A few afternoons ago, as I was preparing for an evening reading from my book, The Inheritance of Shame, in the background in my apartment I was also listening to several radio interviews, most of which were like white noise as I concentrated on writing short introductory comments to my chosen excerpts. For some reason, though, suddenly I began hearing the radio host’s interview of an American woman who’d fought in the Iraq war. The woman said she grew up believing lies that her government had told her, which later informed her choices to fight in a war that also turned out to be based on more lies. The radio host cut back and forth between the interview and several audio clips of President Bush Jr. making jokes about “not finding any weapons of mass destruction” long after sending his troops into a war based on what he’d earlier said was informed by “intelligence.” The woman said that she fought in this war, but over time began asking herself what the war was really all about, and why she was killing innocent people. None of it made sense to her, and she learned to see that many of her life choices had been based on lies. When the host asked the woman for her main message to people today, the woman said that she needed to resist the lies and speak her truth—even if it was to just one other person.

“Speak your truth,” she said, “even if it’s just to one other person.”

I started to cry—the last thing I’d expected, while preparing for my evening, but this women’s message could have easily been my own. Conversion therapy is nothing if not a war against a person’s sexuality or gender identity, “weapons of mass destruction” are the various ideologies that form the basis for these “treatments,” all of which are based not on intelligence but on lies, and when we actually “volunteer” for this kind of war, the war against who we truly are, we are fighting a losing battle and will suffer through its lasting impact—a sense of being “shell-shocked,” for years to come.

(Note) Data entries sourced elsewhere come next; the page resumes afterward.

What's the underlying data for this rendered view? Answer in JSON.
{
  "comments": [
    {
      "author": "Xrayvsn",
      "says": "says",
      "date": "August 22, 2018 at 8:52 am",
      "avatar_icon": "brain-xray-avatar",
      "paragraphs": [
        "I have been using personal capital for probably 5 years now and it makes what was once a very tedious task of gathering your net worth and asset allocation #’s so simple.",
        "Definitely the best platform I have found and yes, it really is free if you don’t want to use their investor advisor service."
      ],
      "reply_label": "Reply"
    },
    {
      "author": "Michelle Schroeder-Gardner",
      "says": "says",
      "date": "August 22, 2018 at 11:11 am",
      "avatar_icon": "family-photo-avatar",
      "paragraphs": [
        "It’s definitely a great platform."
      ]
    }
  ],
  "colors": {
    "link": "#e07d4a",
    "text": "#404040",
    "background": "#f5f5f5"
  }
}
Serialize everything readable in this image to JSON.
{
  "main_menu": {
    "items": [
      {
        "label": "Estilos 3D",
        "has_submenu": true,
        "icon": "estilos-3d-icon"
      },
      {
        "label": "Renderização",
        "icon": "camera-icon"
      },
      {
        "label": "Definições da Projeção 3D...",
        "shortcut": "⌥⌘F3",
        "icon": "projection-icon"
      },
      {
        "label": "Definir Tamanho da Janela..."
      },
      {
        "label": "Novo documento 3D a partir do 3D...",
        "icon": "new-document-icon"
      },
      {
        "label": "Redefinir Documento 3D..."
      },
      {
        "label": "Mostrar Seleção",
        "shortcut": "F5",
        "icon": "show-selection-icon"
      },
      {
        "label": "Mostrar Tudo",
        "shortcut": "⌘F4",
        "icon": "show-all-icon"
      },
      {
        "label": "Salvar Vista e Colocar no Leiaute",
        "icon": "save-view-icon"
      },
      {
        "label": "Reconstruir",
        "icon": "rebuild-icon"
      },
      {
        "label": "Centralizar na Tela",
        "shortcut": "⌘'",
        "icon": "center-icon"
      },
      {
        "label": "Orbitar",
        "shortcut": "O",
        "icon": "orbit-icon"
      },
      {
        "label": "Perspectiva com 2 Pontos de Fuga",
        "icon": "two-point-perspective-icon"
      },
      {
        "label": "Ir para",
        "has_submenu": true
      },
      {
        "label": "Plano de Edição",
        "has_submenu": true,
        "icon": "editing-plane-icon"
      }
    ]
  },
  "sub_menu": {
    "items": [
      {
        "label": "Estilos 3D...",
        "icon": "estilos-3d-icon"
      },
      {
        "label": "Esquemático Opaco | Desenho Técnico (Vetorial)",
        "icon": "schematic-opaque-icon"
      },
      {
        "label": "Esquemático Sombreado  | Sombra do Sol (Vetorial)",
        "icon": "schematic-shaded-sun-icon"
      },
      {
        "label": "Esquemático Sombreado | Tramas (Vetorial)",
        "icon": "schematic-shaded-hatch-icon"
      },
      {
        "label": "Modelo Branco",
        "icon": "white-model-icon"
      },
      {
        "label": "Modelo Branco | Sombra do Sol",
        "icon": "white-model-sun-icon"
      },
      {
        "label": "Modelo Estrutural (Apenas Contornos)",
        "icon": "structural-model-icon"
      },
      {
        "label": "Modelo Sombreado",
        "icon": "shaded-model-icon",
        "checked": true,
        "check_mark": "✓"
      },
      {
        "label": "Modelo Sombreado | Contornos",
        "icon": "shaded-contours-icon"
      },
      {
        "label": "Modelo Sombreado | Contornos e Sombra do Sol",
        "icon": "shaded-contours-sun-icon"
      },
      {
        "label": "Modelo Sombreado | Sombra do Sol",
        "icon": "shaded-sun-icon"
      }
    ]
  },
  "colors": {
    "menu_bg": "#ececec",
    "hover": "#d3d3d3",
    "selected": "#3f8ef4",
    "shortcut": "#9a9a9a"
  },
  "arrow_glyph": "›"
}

Later that night I attended my reading at the event sponsored by Simon Fraser University’s Department of Gender, Sexuality and Women’s Studies. Ten people showed up. Of course, I’d hoped for more, but the evening progressed smoothly—I read several passages from my book; talked about my current understanding of these “treatments of torture”; and answered several questions from the audience.

“Speak your truth, even if it’s just to one other person.”

And then if you happen to speak your truth to ten people, remember that’s even ten times better.